Some airlines started flight resumption plans implementing this practice by limiting their seat capacity; however, part of them stepped back and just starting to book flights in full capacity again.
The MIT paper said that while the chances of catching the virus from a nearby passenger on a full flight are about 1 in 4,300, there is the likehood that those numbers can decrease to 1 in 7,700 if the middle seats are left empty.
The author of the study, Arnold Barnett, said that his analysis is an approximation of the implications of flight booking. As carriers are “setting their own policies,” the study is aimed so the public can understand the risk of their choices.
An interesting revealed fact is that the odds of dying from a COVID-19 contagion on a flight are far feasible than dying in a plane crash, which probability is about 1 in 34 million.
First policies on middle seat capacity
With the promise of a safe return to the skies, major US companies have established new policies on seat capacity during purchases.
The initial plan was also part of a strategy to gain passengers’ trust again, implementing new guidelines due to the fear of contracting the virus.
First approaches on social distancing were implemented by Delta Air Lines (DL) in 50%, 60%, and 75% capacities, American Airlnes (AA) in 50% of capacity, and United Airlines (UA) just blocking middle seat purchases according to travel class.
Following suit, jetBlue (B6), Southwest Airlines (WN), Alaska Airlines (AS) and Frontier Airlines (F9) informed at the beginning of June that they would resume some flights without selling all their seat capacities.
A New Definition of Recovery
According to a report by the Washington Post, In July, AA, UA, and B6 announced that they would change their policies by booking middle seats again.

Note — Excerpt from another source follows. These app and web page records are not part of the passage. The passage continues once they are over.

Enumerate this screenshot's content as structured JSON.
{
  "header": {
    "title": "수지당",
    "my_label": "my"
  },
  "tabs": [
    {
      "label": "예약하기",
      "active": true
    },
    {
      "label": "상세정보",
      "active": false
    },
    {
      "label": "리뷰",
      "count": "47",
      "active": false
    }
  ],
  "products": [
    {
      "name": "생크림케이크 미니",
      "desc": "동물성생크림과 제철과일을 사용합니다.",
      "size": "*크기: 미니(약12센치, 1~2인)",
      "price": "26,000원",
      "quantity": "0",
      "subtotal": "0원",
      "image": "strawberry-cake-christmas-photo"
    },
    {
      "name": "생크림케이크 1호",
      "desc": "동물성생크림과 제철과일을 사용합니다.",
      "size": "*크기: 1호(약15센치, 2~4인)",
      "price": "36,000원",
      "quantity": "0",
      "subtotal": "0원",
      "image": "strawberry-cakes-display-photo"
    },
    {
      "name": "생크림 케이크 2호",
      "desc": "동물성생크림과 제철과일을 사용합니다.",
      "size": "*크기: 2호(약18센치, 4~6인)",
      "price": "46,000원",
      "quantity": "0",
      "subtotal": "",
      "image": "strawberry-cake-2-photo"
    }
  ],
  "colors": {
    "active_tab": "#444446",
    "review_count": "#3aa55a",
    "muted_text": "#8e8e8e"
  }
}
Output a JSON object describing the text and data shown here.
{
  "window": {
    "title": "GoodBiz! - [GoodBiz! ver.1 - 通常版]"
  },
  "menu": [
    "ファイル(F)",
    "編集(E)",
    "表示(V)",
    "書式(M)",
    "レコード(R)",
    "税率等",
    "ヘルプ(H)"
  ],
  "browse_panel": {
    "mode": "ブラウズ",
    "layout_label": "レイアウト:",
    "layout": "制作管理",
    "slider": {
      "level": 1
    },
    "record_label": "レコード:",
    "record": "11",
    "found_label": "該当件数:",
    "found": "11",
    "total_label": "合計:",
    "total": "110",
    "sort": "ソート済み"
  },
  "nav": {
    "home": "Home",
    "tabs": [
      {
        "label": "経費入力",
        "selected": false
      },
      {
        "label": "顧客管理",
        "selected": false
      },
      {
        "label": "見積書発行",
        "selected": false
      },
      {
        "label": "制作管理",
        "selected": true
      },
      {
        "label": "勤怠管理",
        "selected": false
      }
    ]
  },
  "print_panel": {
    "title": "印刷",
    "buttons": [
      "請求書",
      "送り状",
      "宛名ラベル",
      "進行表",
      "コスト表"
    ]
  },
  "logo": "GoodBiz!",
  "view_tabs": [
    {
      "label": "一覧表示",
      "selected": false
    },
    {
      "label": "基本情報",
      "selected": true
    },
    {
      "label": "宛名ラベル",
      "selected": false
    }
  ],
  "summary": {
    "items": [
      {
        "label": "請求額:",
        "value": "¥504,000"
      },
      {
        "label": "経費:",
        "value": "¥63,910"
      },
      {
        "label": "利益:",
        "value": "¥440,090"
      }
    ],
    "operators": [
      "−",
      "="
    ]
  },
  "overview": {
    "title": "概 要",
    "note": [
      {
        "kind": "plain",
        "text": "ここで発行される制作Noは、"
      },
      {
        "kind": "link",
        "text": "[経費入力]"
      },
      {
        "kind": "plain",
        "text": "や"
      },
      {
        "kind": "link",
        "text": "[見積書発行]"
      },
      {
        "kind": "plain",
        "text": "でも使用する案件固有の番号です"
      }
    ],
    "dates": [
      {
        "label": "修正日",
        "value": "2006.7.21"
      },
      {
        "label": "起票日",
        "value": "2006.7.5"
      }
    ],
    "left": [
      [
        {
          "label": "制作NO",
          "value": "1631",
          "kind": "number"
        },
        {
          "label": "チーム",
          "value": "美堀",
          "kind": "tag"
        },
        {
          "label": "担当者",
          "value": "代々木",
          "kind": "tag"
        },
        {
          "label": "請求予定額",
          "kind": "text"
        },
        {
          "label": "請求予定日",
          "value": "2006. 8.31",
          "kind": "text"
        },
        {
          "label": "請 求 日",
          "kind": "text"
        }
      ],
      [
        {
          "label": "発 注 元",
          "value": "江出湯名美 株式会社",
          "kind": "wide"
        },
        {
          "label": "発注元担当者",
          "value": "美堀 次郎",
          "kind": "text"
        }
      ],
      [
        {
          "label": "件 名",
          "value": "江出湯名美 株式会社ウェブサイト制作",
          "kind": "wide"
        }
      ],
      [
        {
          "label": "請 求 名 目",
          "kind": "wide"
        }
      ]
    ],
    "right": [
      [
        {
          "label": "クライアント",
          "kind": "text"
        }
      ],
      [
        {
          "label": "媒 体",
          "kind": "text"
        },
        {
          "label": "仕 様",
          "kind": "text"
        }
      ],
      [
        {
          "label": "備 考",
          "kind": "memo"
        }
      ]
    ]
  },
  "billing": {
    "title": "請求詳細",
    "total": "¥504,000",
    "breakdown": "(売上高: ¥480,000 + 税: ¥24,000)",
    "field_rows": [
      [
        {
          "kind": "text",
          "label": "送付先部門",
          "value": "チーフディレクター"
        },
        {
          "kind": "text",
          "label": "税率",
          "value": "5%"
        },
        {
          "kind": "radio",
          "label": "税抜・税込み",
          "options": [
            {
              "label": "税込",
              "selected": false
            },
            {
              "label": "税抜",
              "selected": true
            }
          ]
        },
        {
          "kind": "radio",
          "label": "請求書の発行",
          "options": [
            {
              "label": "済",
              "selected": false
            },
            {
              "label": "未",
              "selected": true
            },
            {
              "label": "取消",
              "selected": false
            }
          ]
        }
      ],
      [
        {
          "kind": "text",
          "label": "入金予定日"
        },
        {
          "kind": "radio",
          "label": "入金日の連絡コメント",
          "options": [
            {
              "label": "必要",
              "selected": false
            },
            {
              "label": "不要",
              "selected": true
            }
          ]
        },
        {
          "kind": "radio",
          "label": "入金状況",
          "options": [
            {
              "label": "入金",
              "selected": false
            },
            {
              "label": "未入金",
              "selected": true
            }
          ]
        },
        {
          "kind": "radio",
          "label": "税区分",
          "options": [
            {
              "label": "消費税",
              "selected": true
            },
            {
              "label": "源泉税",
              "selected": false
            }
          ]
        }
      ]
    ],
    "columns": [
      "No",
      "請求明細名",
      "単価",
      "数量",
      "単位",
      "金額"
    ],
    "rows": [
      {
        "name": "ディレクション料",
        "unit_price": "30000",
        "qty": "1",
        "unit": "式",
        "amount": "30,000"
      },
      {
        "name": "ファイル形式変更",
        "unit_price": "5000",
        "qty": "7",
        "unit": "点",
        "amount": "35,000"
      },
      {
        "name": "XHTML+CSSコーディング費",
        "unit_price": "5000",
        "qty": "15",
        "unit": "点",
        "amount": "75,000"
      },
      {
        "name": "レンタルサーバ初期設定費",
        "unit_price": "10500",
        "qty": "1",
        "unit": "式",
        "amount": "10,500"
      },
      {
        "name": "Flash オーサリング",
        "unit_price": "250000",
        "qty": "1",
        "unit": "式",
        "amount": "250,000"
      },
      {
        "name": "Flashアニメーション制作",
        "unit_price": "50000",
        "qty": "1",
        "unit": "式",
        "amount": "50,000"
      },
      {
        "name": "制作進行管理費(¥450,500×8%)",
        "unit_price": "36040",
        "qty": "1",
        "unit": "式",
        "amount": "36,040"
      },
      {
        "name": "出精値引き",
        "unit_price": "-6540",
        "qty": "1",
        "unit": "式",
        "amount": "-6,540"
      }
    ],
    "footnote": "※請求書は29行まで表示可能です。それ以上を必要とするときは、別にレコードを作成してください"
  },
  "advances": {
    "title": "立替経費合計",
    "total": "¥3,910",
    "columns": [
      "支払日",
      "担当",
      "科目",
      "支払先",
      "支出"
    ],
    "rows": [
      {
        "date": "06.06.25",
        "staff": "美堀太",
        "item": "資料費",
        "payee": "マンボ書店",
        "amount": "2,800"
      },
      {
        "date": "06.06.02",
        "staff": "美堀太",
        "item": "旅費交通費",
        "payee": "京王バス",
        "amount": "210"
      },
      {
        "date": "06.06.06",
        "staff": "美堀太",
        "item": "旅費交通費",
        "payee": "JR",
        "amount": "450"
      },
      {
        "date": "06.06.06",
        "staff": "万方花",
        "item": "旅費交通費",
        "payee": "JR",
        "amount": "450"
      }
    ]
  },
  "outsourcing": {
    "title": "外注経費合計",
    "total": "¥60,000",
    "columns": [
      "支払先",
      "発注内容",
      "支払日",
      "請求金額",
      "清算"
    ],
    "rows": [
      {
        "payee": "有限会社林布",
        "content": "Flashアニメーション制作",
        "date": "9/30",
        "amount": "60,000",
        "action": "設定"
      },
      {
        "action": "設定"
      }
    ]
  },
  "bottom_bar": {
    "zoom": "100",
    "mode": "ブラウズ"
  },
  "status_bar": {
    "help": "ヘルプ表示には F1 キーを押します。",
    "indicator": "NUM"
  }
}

In contrast, DL and WN will apply the blocking on capacity until September.
While flight decisions still rely on passengers, it is no secret that these policies were easy to implement during lighter resumptions.
The weight of middle seats capacity risks seems to be divided around a recovery in airlines revenue and a safe recovery of the industry during these unprecedented times.